- [YOUR ASSIGNMENT] I would like you to print all the records below exactly as they are.

### RECORDED DATA

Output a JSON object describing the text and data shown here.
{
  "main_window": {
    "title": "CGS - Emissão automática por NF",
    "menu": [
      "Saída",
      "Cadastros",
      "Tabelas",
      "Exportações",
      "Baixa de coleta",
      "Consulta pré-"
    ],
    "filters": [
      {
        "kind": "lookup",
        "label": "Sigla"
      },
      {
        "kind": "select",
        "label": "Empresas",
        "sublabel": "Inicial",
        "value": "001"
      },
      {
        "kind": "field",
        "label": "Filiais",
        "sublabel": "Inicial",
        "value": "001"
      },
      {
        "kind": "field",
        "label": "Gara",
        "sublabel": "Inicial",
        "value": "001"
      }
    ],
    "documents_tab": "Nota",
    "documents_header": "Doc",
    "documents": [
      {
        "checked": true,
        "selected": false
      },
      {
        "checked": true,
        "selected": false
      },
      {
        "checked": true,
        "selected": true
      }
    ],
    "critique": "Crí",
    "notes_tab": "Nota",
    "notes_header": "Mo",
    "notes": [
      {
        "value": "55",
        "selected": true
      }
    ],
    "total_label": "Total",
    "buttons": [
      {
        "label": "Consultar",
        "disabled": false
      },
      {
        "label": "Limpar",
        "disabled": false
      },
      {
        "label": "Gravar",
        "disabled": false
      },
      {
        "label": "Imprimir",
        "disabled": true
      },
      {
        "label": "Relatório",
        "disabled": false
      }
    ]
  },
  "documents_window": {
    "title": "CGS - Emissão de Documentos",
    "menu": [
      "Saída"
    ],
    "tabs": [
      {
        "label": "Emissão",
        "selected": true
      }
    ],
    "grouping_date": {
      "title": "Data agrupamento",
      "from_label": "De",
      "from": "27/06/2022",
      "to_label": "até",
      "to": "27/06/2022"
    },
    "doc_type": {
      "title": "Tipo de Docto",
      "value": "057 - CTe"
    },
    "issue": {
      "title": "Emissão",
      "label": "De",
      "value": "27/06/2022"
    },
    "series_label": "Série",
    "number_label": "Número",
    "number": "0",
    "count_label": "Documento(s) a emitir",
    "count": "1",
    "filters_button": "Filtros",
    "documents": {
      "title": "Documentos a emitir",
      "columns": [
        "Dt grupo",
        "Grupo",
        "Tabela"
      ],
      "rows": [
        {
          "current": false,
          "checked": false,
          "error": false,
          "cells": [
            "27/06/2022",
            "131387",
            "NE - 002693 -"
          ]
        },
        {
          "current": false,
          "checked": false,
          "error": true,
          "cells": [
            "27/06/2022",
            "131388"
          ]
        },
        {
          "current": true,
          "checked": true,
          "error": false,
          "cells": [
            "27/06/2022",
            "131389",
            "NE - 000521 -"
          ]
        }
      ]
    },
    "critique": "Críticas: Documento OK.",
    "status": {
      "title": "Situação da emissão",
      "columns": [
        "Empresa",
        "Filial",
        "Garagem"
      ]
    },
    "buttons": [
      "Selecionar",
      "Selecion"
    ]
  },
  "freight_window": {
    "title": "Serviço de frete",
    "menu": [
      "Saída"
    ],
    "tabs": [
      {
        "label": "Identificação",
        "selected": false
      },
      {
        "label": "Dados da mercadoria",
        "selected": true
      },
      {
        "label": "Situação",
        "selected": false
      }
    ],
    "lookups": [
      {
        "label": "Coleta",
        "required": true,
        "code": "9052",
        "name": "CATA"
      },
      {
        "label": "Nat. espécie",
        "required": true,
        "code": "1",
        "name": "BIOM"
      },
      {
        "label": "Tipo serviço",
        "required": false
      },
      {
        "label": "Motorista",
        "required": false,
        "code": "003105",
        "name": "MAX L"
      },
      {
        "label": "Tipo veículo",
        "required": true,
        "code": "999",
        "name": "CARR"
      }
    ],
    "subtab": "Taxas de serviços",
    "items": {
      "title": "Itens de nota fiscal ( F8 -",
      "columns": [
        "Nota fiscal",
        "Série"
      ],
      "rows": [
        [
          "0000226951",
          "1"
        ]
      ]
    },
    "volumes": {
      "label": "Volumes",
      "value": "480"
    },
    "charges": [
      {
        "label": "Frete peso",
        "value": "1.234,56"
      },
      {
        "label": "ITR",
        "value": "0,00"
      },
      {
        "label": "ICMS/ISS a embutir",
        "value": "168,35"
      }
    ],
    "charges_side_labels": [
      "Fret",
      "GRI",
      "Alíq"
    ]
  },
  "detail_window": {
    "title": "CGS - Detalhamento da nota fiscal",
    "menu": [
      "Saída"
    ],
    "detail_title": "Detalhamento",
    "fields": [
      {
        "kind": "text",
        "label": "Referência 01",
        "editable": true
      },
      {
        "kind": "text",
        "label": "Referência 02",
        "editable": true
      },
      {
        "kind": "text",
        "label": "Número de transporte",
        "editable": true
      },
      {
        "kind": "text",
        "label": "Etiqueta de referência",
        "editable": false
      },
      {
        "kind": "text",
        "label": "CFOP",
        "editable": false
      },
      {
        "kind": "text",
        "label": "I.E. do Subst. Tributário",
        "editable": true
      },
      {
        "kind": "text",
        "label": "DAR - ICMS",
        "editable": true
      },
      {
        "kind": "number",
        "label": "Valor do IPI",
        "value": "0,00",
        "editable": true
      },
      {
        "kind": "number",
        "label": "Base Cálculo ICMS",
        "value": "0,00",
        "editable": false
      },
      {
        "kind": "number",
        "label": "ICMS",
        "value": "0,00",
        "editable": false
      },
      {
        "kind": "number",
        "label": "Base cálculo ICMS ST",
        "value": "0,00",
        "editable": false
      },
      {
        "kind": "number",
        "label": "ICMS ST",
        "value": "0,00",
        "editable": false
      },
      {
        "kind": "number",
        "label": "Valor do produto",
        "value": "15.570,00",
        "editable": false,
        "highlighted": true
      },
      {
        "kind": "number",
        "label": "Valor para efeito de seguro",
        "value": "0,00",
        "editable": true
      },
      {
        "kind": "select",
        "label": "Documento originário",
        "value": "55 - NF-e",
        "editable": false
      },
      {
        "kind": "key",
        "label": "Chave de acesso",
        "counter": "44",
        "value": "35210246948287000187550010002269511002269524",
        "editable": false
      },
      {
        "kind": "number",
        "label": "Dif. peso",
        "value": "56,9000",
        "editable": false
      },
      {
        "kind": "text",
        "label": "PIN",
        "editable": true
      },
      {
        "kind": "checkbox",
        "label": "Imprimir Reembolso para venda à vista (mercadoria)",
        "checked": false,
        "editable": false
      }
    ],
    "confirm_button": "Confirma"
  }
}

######

- [SOLVED PROBLEM]
Output a JSON object describing the text and data shown here.
{
  "main_window": {
    "title": "CGS - Emissão automática por NF",
    "menu": [
      "Saída",
      "Cadastros",
      "Tabelas",
      "Exportações",
      "Baixa de coleta",
      "Consulta pré-"
    ],
    "filters": [
      {
        "kind": "lookup",
        "label": "Sigla"
      },
      {
        "kind": "select",
        "label": "Empresas",
        "sublabel": "Inicial",
        "value": "001"
      },
      {
        "kind": "field",
        "label": "Filiais",
        "sublabel": "Inicial",
        "value": "001"
      },
      {
        "kind": "field",
        "label": "Gara",
        "sublabel": "Inicial",
        "value": "001"
      }
    ],
    "documents_tab": "Nota",
    "documents_header": "Doc",
    "documents": [
      {
        "checked": true,
        "selected": false
      },
      {
        "checked": true,
        "selected": false
      },
      {
        "checked": true,
        "selected": true
      }
    ],
    "critique": "Crí",
    "notes_tab": "Nota",
    "notes_header": "Mo",
    "notes": [
      {
        "value": "55",
        "selected": true
      }
    ],
    "total_label": "Total",
    "buttons": [
      {
        "label": "Consultar",
        "disabled": false
      },
      {
        "label": "Limpar",
        "disabled": false
      },
      {
        "label": "Gravar",
        "disabled": false
      },
      {
        "label": "Imprimir",
        "disabled": true
      },
      {
        "label": "Relatório",
        "disabled": false
      }
    ]
  },
  "documents_window": {
    "title": "CGS - Emissão de Documentos",
    "menu": [
      "Saída"
    ],
    "tabs": [
      {
        "label": "Emissão",
        "selected": true
      }
    ],
    "grouping_date": {
      "title": "Data agrupamento",
      "from_label": "De",
      "from": "27/06/2022",
      "to_label": "até",
      "to": "27/06/2022"
    },
    "doc_type": {
      "title": "Tipo de Docto",
      "value": "057 - CTe"
    },
    "issue": {
      "title": "Emissão",
      "label": "De",
      "value": "27/06/2022"
    },
    "series_label": "Série",
    "number_label": "Número",
    "number": "0",
    "count_label": "Documento(s) a emitir",
    "count": "1",
    "filters_button": "Filtros",
    "documents": {
      "title": "Documentos a emitir",
      "columns": [
        "Dt grupo",
        "Grupo",
        "Tabela"
      ],
      "rows": [
        {
          "current": false,
          "checked": false,
          "error": false,
          "cells": [
            "27/06/2022",
            "131387",
            "NE - 002693 -"
          ]
        },
        {
          "current": false,
          "checked": false,
          "error": true,
          "cells": [
            "27/06/2022",
            "131388"
          ]
        },
        {
          "current": true,
          "checked": true,
          "error": false,
          "cells": [
            "27/06/2022",
            "131389",
            "NE - 000521 -"
          ]
        }
      ]
    },
    "critique": "Críticas: Documento OK.",
    "status": {
      "title": "Situação da emissão",
      "columns": [
        "Empresa",
        "Filial",
        "Garagem"
      ]
    },
    "buttons": [
      "Selecionar",
      "Selecion"
    ]
  },
  "freight_window": {
    "title": "Serviço de frete",
    "menu": [
      "Saída"
    ],
    "tabs": [
      {
        "label": "Identificação",
        "selected": false
      },
      {
        "label": "Dados da mercadoria",
        "selected": true
      },
      {
        "label": "Situação",
        "selected": false
      }
    ],
    "lookups": [
      {
        "label": "Coleta",
        "required": true,
        "code": "9052",
        "name": "CATA"
      },
      {
        "label": "Nat. espécie",
        "required": true,
        "code": "1",
        "name": "BIOM"
      },
      {
        "label": "Tipo serviço",
        "required": false
      },
      {
        "label": "Motorista",
        "required": false,
        "code": "003105",
        "name": "MAX L"
      },
      {
        "label": "Tipo veículo",
        "required": true,
        "code": "999",
        "name": "CARR"
      }
    ],
    "subtab": "Taxas de serviços",
    "items": {
      "title": "Itens de nota fiscal ( F8 -",
      "columns": [
        "Nota fiscal",
        "Série"
      ],
      "rows": [
        [
          "0000226951",
          "1"
        ]
      ]
    },
    "volumes": {
      "label": "Volumes",
      "value": "480"
    },
    "charges": [
      {
        "label": "Frete peso",
        "value": "1.234,56"
      },
      {
        "label": "ITR",
        "value": "0,00"
      },
      {
        "label": "ICMS/ISS a embutir",
        "value": "168,35"
      }
    ],
    "charges_side_labels": [
      "Fret",
      "GRI",
      "Alíq"
    ]
  },
  "detail_window": {
    "title": "CGS - Detalhamento da nota fiscal",
    "menu": [
      "Saída"
    ],
    "detail_title": "Detalhamento",
    "fields": [
      {
        "kind": "text",
        "label": "Referência 01",
        "editable": true
      },
      {
        "kind": "text",
        "label": "Referência 02",
        "editable": true
      },
      {
        "kind": "text",
        "label": "Número de transporte",
        "editable": true
      },
      {
        "kind": "text",
        "label": "Etiqueta de referência",
        "editable": false
      },
      {
        "kind": "text",
        "label": "CFOP",
        "editable": false
      },
      {
        "kind": "text",
        "label": "I.E. do Subst. Tributário",
        "editable": true
      },
      {
        "kind": "text",
        "label": "DAR - ICMS",
        "editable": true
      },
      {
        "kind": "number",
        "label": "Valor do IPI",
        "value": "0,00",
        "editable": true
      },
      {
        "kind": "number",
        "label": "Base Cálculo ICMS",
        "value": "0,00",
        "editable": false
      },
      {
        "kind": "number",
        "label": "ICMS",
        "value": "0,00",
        "editable": false
      },
      {
        "kind": "number",
        "label": "Base cálculo ICMS ST",
        "value": "0,00",
        "editable": false
      },
      {
        "kind": "number",
        "label": "ICMS ST",
        "value": "0,00",
        "editable": false
      },
      {
        "kind": "number",
        "label": "Valor do produto",
        "value": "15.570,00",
        "editable": false,
        "highlighted": true
      },
      {
        "kind": "number",
        "label": "Valor para efeito de seguro",
        "value": "0,00",
        "editable": true
      },
      {
        "kind": "select",
        "label": "Documento originário",
        "value": "55 - NF-e",
        "editable": false
      },
      {
        "kind": "key",
        "label": "Chave de acesso",
        "counter": "44",
        "value": "35210246948287000187550010002269511002269524",
        "editable": false
      },
      {
        "kind": "number",
        "label": "Dif. peso",
        "value": "56,9000",
        "editable": false
      },
      {
        "kind": "text",
        "label": "PIN",
        "editable": true
      },
      {
        "kind": "checkbox",
        "label": "Imprimir Reembolso para venda à vista (mercadoria)",
        "checked": false,
        "editable": false
      }
    ],
    "confirm_button": "Confirma"
  }
}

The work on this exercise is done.